Most countries have closed their borders over the past two years to prevent the spread of the coronavirus. Myanmar, on the other hand, has also been struggling with the aftermath of a February 2021 military coup in which a military junta overthrew the country's democratically elected government.
Myanmar, which was ruled by the military for a decade, has always presented travelers with a dilemma: Do they support the regime, which has been perceived as oppressive in the past, or the locals, who rely on outside aid? But the question now is more about whether anyone will travel to Myanmar at all, given the fact that Covid is still a current problem, as well as the political turmoil that is sweeping the country.
Officials have set up a website anticipating tourist interest, but have made it clear that any opening depends on successful Covid containment. Zeyar Htun, deputy director of the Public Relations and Information Department at the military-run Ministry of Hotels and Tourism, confirmed to CNN Travel, "We plan to reopen to tourists that are vaccinated when plans are well prepared for safe and convenient travel."
Meanwhile, international travelers from several countries have been warned by their own governments not to travel to the country due to the virus as well as post-coup instability. The U.S. State Department, for example, has issued level four "do not visit" warnings for Myanmar. One warning regards the number of cases in the country and the other regards the current political situation. A separate advisory states: "Myanmar is experiencing a severe political, economic, human rights, and humanitarian crisis due to the military's brutal crackdown."
Myanmar's official tourism website currently provides few details on the reopening plans, but reports indicate that the government wants to focus on visitors from Southeast Asia first. Once Myanmar's doors open, travelers returning to the country will notice big changes since their last visit.
According to media on the ground, the infrastructure has been significantly weakened. Many businesses have closed due to economic pressures or because the owners have left the country. The tourism industry is run by military generals and the country has even seen intermittent power outages and occasional Internet shutdowns. International brands are among those affected.
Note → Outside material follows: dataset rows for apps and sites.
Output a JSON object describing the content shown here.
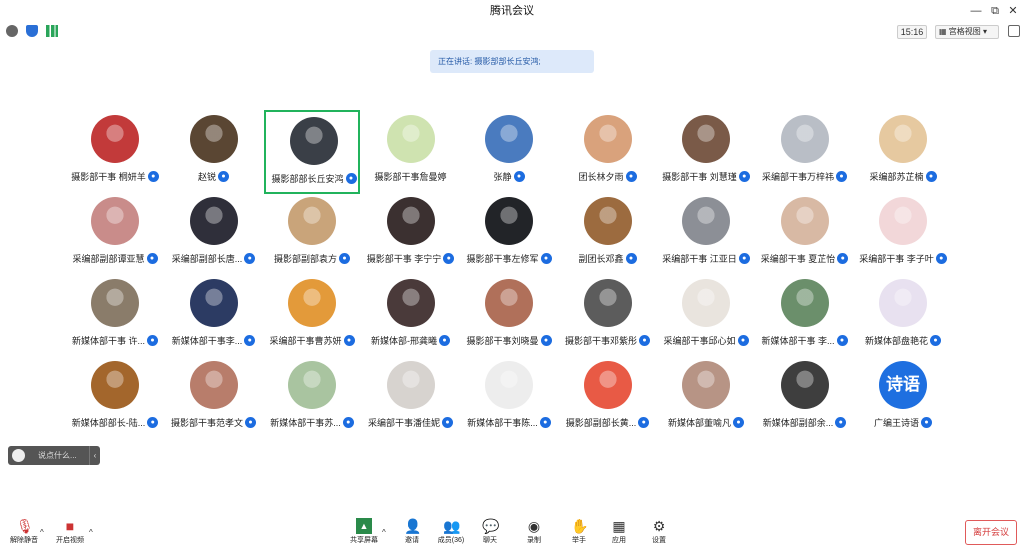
{
  "window": {
    "title": "腾讯会议",
    "controls": {
      "minimize": "—",
      "restore": "⧉",
      "close": "✕"
    }
  },
  "topbar": {
    "time": "15:16",
    "view_mode": "宫格视图",
    "view_caret": "▾",
    "icons": [
      "info-icon",
      "shield-icon",
      "signal-icon"
    ]
  },
  "speaking_banner": "正在讲话: 摄影部部长丘安鸿;",
  "participants": [
    {
      "name": "摄影部干事 桐妍羊",
      "color": "#c23a3a"
    },
    {
      "name": "赵锐",
      "color": "#5a4633"
    },
    {
      "name": "摄影部部长丘安鸿",
      "color": "#3a3f47",
      "active": true
    },
    {
      "name": "摄影部干事詹曼婷",
      "color": "#cfe3b0",
      "no_mic": true
    },
    {
      "name": "张静",
      "color": "#4a7bbf"
    },
    {
      "name": "团长林夕雨",
      "color": "#d9a27c"
    },
    {
      "name": "摄影部干事 刘慧瑾",
      "color": "#7a5a48"
    },
    {
      "name": "采编部干事万梓祎",
      "color": "#b9bec6"
    },
    {
      "name": "采编部苏芷楠",
      "color": "#e6c9a0"
    },
    {
      "name": "采编部副部谭亚慧",
      "color": "#c98c8a"
    },
    {
      "name": "采编部副部长唐...",
      "color": "#2f2f3a"
    },
    {
      "name": "摄影部副部袁方",
      "color": "#c9a47a"
    },
    {
      "name": "摄影部干事 李宁宁",
      "color": "#3b3030"
    },
    {
      "name": "摄影部干事左修军",
      "color": "#222428"
    },
    {
      "name": "副团长邓鑫",
      "color": "#9c6b3f"
    },
    {
      "name": "采编部干事 江亚日",
      "color": "#8c8f96"
    },
    {
      "name": "采编部干事 夏芷怡",
      "color": "#d8b9a4"
    },
    {
      "name": "采编部干事 李子叶",
      "color": "#f2d7d9"
    },
    {
      "name": "新媒体部干事 许...",
      "color": "#8a7c6a"
    },
    {
      "name": "新媒体部干事李...",
      "color": "#2c3b63"
    },
    {
      "name": "采编部干事曹苏妍",
      "color": "#e39a3a"
    },
    {
      "name": "新媒体部-邢龚曦",
      "color": "#4a3a3a"
    },
    {
      "name": "摄影部干事刘晓曼",
      "color": "#b0705a"
    },
    {
      "name": "摄影部干事邓紫彤",
      "color": "#5c5c5c"
    },
    {
      "name": "采编部干事邱心如",
      "color": "#e9e4de"
    },
    {
      "name": "新媒体部干事 李...",
      "color": "#6b8f6b"
    },
    {
      "name": "新媒体部盘艳花",
      "color": "#e8e1f0"
    },
    {
      "name": "新媒体部部长-陆...",
      "color": "#a3662c"
    },
    {
      "name": "摄影部干事范孝文",
      "color": "#b87d6b"
    },
    {
      "name": "新媒体部干事苏...",
      "color": "#a9c4a0"
    },
    {
      "name": "采编部干事潘佳妮",
      "color": "#d7d3cf"
    },
    {
      "name": "新媒体部干事陈...",
      "color": "#ededed"
    },
    {
      "name": "摄影部副部长黄...",
      "color": "#e85a45"
    },
    {
      "name": "新媒体部董喻凡",
      "color": "#b79485"
    },
    {
      "name": "新媒体部副部余...",
      "color": "#3e3e3e"
    },
    {
      "name": "广编王诗语",
      "avatar_text": "诗语",
      "color": "#1e6fe0"
    }
  ],
  "chat": {
    "placeholder": "说点什么...",
    "collapse": "‹"
  },
  "toolbar": {
    "unmute": "解除静音",
    "video": "开启视频",
    "share": "共享屏幕",
    "invite": "邀请",
    "members": "成员(36)",
    "chat": "聊天",
    "record": "录制",
    "raise_hand": "举手",
    "apps": "应用",
    "settings": "设置",
    "caret": "^"
  },
  "leave_button": "离开会议",
  "colors": {
    "accent": "#1e6fe0",
    "active_border": "#21b35c",
    "leave": "#d43c3c"
  }
}
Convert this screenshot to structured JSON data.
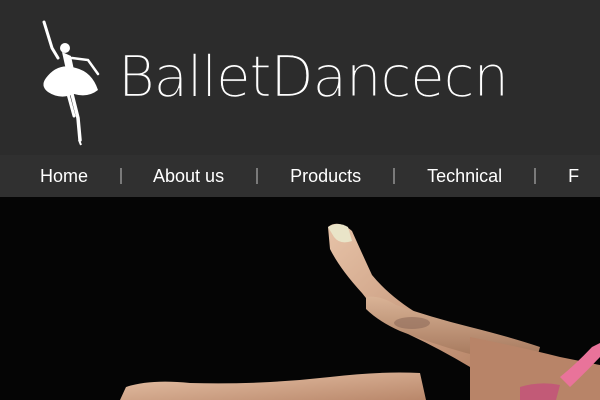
{
  "brand": {
    "name": "BalletDancecn",
    "logo_icon": "ballerina-silhouette-icon"
  },
  "nav": {
    "items": [
      {
        "label": "Home"
      },
      {
        "label": "About us"
      },
      {
        "label": "Products"
      },
      {
        "label": "Technical"
      },
      {
        "label": "F"
      }
    ]
  },
  "hero": {
    "image": "gymnast-legs-photo"
  },
  "colors": {
    "header_bg": "#2c2c2c",
    "nav_bg": "#303030",
    "text": "#ffffff",
    "separator": "#7a7a7a",
    "hero_bg": "#050505"
  }
}
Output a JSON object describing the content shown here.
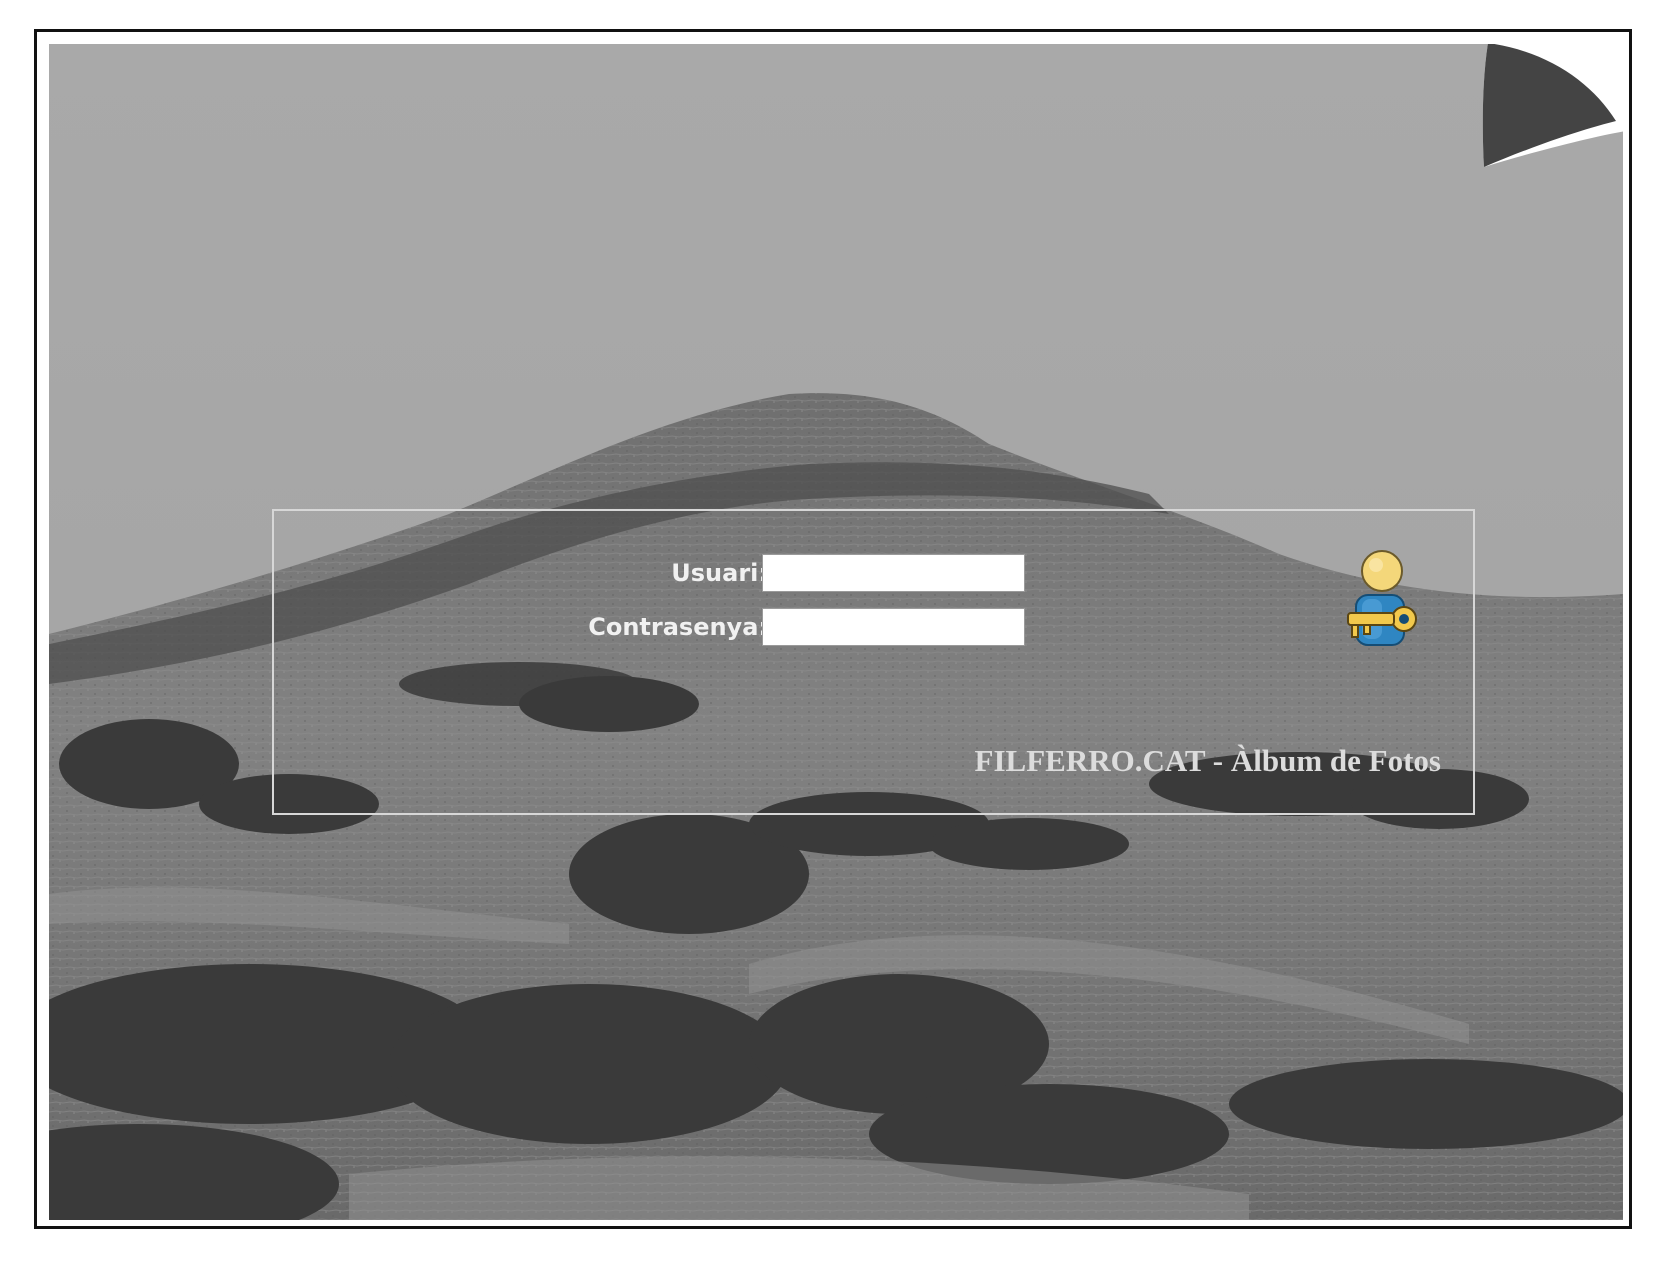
{
  "login": {
    "username_label": "Usuari:",
    "username_value": "",
    "password_label": "Contrasenya:",
    "password_value": ""
  },
  "footer": {
    "album_title": "FILFERRO.CAT - Àlbum de Fotos"
  },
  "icons": {
    "login_icon": "user-key-icon",
    "page_curl": "page-curl-icon"
  },
  "colors": {
    "sky": "#a7a7a7",
    "hill": "#7c7c7c",
    "trees": "#3a3a3a",
    "panel_border": "#d7d7d7",
    "label_text": "#f1f1f1",
    "title_text": "#dcdcdc"
  }
}
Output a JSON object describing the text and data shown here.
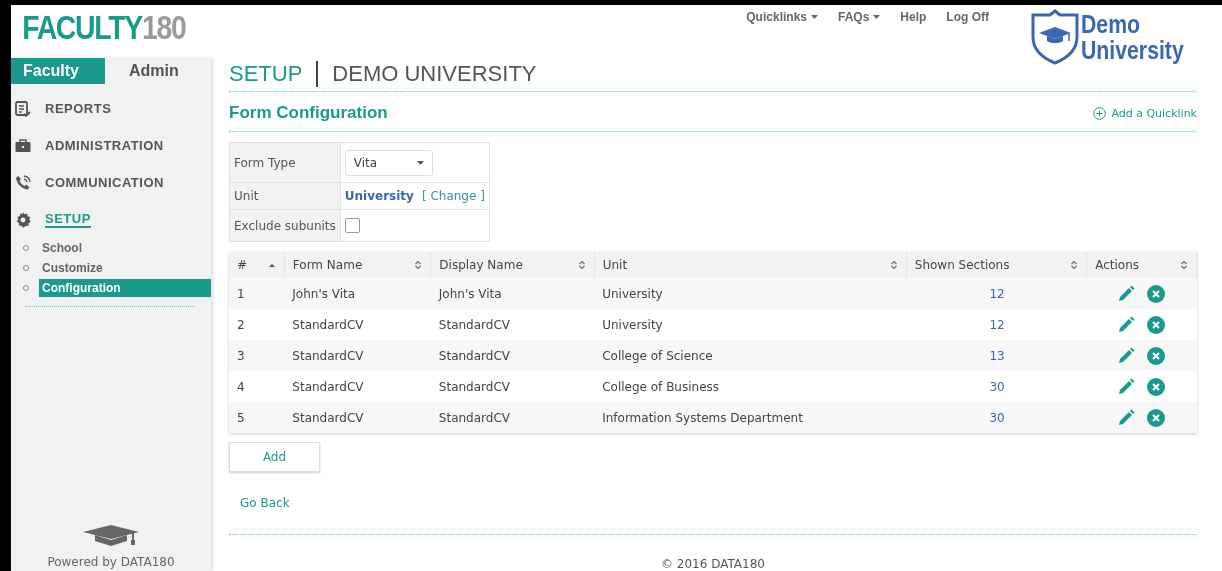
{
  "logo": {
    "text": "FACULTY",
    "number": "180"
  },
  "role_tabs": [
    {
      "label": "Faculty",
      "selected": true
    },
    {
      "label": "Admin",
      "selected": false
    }
  ],
  "sidebar": {
    "items": [
      {
        "label": "REPORTS",
        "selected": false
      },
      {
        "label": "ADMINISTRATION",
        "selected": false
      },
      {
        "label": "COMMUNICATION",
        "selected": false
      },
      {
        "label": "SETUP",
        "selected": true,
        "children": [
          {
            "label": "School",
            "selected": false
          },
          {
            "label": "Customize",
            "selected": false
          },
          {
            "label": "Configuration",
            "selected": true
          }
        ]
      }
    ],
    "footer": "Powered by DATA180"
  },
  "top_nav": [
    {
      "label": "Quicklinks",
      "dropdown": true
    },
    {
      "label": "FAQs",
      "dropdown": true
    },
    {
      "label": "Help",
      "dropdown": false
    },
    {
      "label": "Log Off",
      "dropdown": false
    }
  ],
  "university_logo": {
    "line1": "Demo",
    "line2": "University"
  },
  "breadcrumb": {
    "section": "SETUP",
    "school": "DEMO UNIVERSITY"
  },
  "page_title": "Form Configuration",
  "add_quicklink": "Add a Quicklink",
  "filters": {
    "form_type_label": "Form Type",
    "form_type_value": "Vita",
    "unit_label": "Unit",
    "unit_value": "University",
    "change_link": "[ Change ]",
    "exclude_label": "Exclude subunits",
    "exclude_checked": false
  },
  "table": {
    "columns": [
      {
        "label": "#",
        "sorted": true
      },
      {
        "label": "Form Name",
        "sorted": false
      },
      {
        "label": "Display Name",
        "sorted": false
      },
      {
        "label": "Unit",
        "sorted": false
      },
      {
        "label": "Shown Sections",
        "sorted": false
      },
      {
        "label": "Actions",
        "sorted": false
      }
    ],
    "rows": [
      {
        "num": "1",
        "form_name": "John's Vita",
        "display_name": "John's Vita",
        "unit": "University",
        "sections": "12"
      },
      {
        "num": "2",
        "form_name": "StandardCV",
        "display_name": "StandardCV",
        "unit": "University",
        "sections": "12"
      },
      {
        "num": "3",
        "form_name": "StandardCV",
        "display_name": "StandardCV",
        "unit": "College of Science",
        "sections": "13"
      },
      {
        "num": "4",
        "form_name": "StandardCV",
        "display_name": "StandardCV",
        "unit": "College of Business",
        "sections": "30"
      },
      {
        "num": "5",
        "form_name": "StandardCV",
        "display_name": "StandardCV",
        "unit": "Information Systems Department",
        "sections": "30"
      }
    ]
  },
  "add_button": "Add",
  "go_back": "Go Back",
  "footer": "© 2016 DATA180"
}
For example, the five-star hotel in the capital, Kempinski Nay Pyi Taw, has been "temporarily closed" since mid-October, according to its website. The reason is not known.